YOUR ASSIGNMENT |
Nothing but the pictures should go missing; return all the entries below exactly.

INPUT MATERIAL |
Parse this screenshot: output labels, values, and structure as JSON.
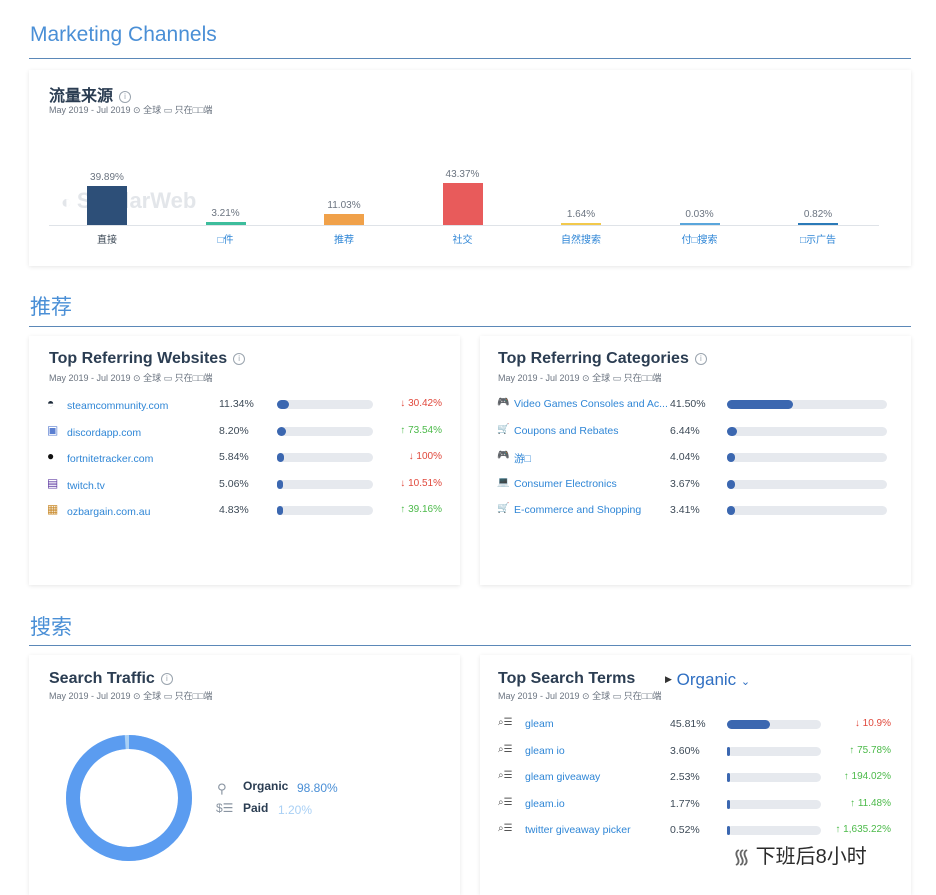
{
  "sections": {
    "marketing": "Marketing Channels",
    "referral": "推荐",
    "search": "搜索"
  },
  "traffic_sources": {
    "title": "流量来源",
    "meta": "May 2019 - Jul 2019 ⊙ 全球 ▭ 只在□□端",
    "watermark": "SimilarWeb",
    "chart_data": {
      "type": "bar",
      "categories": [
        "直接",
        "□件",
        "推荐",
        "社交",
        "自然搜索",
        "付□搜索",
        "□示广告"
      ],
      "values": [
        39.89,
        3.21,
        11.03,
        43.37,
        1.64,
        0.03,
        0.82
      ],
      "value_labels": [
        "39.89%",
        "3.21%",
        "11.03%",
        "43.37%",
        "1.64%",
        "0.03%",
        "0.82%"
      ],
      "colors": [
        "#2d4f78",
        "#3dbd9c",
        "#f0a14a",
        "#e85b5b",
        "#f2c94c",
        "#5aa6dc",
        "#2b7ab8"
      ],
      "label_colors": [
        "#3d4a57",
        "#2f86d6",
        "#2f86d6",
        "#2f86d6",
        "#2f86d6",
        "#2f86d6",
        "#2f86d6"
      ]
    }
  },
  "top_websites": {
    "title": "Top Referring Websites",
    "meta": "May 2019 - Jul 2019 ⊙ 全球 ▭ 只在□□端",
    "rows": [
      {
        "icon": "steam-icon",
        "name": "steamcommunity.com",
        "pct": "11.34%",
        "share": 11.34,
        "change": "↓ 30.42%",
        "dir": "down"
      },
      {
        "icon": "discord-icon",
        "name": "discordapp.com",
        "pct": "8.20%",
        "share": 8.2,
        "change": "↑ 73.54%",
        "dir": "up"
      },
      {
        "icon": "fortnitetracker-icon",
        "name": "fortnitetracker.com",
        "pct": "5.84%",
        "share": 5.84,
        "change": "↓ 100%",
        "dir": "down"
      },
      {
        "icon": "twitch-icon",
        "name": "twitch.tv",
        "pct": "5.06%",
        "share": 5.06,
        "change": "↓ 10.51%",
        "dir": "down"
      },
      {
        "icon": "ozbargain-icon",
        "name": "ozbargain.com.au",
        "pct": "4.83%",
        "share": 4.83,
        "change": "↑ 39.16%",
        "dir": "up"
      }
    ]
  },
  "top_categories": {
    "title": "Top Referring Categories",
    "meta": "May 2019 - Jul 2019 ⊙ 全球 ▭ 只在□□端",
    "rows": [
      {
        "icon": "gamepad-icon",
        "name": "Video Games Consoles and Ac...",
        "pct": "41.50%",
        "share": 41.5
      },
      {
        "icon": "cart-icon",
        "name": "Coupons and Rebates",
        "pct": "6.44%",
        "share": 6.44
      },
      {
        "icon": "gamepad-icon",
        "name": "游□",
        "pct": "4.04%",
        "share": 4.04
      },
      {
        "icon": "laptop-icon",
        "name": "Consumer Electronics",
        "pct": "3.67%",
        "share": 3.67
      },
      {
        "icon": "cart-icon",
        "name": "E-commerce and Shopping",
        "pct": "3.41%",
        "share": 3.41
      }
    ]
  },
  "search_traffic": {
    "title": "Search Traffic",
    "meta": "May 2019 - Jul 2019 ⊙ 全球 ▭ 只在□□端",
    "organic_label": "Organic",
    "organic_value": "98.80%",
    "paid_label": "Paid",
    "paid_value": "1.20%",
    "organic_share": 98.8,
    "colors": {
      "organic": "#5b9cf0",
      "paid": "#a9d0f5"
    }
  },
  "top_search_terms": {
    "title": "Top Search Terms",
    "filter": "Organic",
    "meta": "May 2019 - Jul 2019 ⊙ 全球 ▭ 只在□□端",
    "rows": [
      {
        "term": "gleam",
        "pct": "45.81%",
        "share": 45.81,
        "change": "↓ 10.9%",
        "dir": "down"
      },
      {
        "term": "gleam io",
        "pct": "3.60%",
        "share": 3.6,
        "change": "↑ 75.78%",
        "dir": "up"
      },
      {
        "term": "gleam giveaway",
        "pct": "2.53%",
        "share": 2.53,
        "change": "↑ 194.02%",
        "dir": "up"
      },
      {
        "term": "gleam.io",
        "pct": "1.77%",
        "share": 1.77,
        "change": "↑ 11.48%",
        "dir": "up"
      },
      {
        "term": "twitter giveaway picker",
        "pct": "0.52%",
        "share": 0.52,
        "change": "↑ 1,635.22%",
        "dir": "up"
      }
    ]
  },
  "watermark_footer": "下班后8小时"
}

FINAL ANSWER |
Parse this screenshot: output labels, values, and structure as JSON.
{
  "sections": {
    "marketing": "Marketing Channels",
    "referral": "推荐",
    "search": "搜索"
  },
  "traffic_sources": {
    "title": "流量来源",
    "meta": "May 2019 - Jul 2019 ⊙ 全球 ▭ 只在□□端",
    "watermark": "SimilarWeb",
    "chart_data": {
      "type": "bar",
      "categories": [
        "直接",
        "□件",
        "推荐",
        "社交",
        "自然搜索",
        "付□搜索",
        "□示广告"
      ],
      "values": [
        39.89,
        3.21,
        11.03,
        43.37,
        1.64,
        0.03,
        0.82
      ],
      "value_labels": [
        "39.89%",
        "3.21%",
        "11.03%",
        "43.37%",
        "1.64%",
        "0.03%",
        "0.82%"
      ],
      "colors": [
        "#2d4f78",
        "#3dbd9c",
        "#f0a14a",
        "#e85b5b",
        "#f2c94c",
        "#5aa6dc",
        "#2b7ab8"
      ],
      "label_colors": [
        "#3d4a57",
        "#2f86d6",
        "#2f86d6",
        "#2f86d6",
        "#2f86d6",
        "#2f86d6",
        "#2f86d6"
      ]
    }
  },
  "top_websites": {
    "title": "Top Referring Websites",
    "meta": "May 2019 - Jul 2019 ⊙ 全球 ▭ 只在□□端",
    "rows": [
      {
        "icon": "steam-icon",
        "name": "steamcommunity.com",
        "pct": "11.34%",
        "share": 11.34,
        "change": "↓ 30.42%",
        "dir": "down"
      },
      {
        "icon": "discord-icon",
        "name": "discordapp.com",
        "pct": "8.20%",
        "share": 8.2,
        "change": "↑ 73.54%",
        "dir": "up"
      },
      {
        "icon": "fortnitetracker-icon",
        "name": "fortnitetracker.com",
        "pct": "5.84%",
        "share": 5.84,
        "change": "↓ 100%",
        "dir": "down"
      },
      {
        "icon": "twitch-icon",
        "name": "twitch.tv",
        "pct": "5.06%",
        "share": 5.06,
        "change": "↓ 10.51%",
        "dir": "down"
      },
      {
        "icon": "ozbargain-icon",
        "name": "ozbargain.com.au",
        "pct": "4.83%",
        "share": 4.83,
        "change": "↑ 39.16%",
        "dir": "up"
      }
    ]
  },
  "top_categories": {
    "title": "Top Referring Categories",
    "meta": "May 2019 - Jul 2019 ⊙ 全球 ▭ 只在□□端",
    "rows": [
      {
        "icon": "gamepad-icon",
        "name": "Video Games Consoles and Ac...",
        "pct": "41.50%",
        "share": 41.5
      },
      {
        "icon": "cart-icon",
        "name": "Coupons and Rebates",
        "pct": "6.44%",
        "share": 6.44
      },
      {
        "icon": "gamepad-icon",
        "name": "游□",
        "pct": "4.04%",
        "share": 4.04
      },
      {
        "icon": "laptop-icon",
        "name": "Consumer Electronics",
        "pct": "3.67%",
        "share": 3.67
      },
      {
        "icon": "cart-icon",
        "name": "E-commerce and Shopping",
        "pct": "3.41%",
        "share": 3.41
      }
    ]
  },
  "search_traffic": {
    "title": "Search Traffic",
    "meta": "May 2019 - Jul 2019 ⊙ 全球 ▭ 只在□□端",
    "organic_label": "Organic",
    "organic_value": "98.80%",
    "paid_label": "Paid",
    "paid_value": "1.20%",
    "organic_share": 98.8,
    "colors": {
      "organic": "#5b9cf0",
      "paid": "#a9d0f5"
    }
  },
  "top_search_terms": {
    "title": "Top Search Terms",
    "filter": "Organic",
    "meta": "May 2019 - Jul 2019 ⊙ 全球 ▭ 只在□□端",
    "rows": [
      {
        "term": "gleam",
        "pct": "45.81%",
        "share": 45.81,
        "change": "↓ 10.9%",
        "dir": "down"
      },
      {
        "term": "gleam io",
        "pct": "3.60%",
        "share": 3.6,
        "change": "↑ 75.78%",
        "dir": "up"
      },
      {
        "term": "gleam giveaway",
        "pct": "2.53%",
        "share": 2.53,
        "change": "↑ 194.02%",
        "dir": "up"
      },
      {
        "term": "gleam.io",
        "pct": "1.77%",
        "share": 1.77,
        "change": "↑ 11.48%",
        "dir": "up"
      },
      {
        "term": "twitter giveaway picker",
        "pct": "0.52%",
        "share": 0.52,
        "change": "↑ 1,635.22%",
        "dir": "up"
      }
    ]
  },
  "watermark_footer": "下班后8小时"
}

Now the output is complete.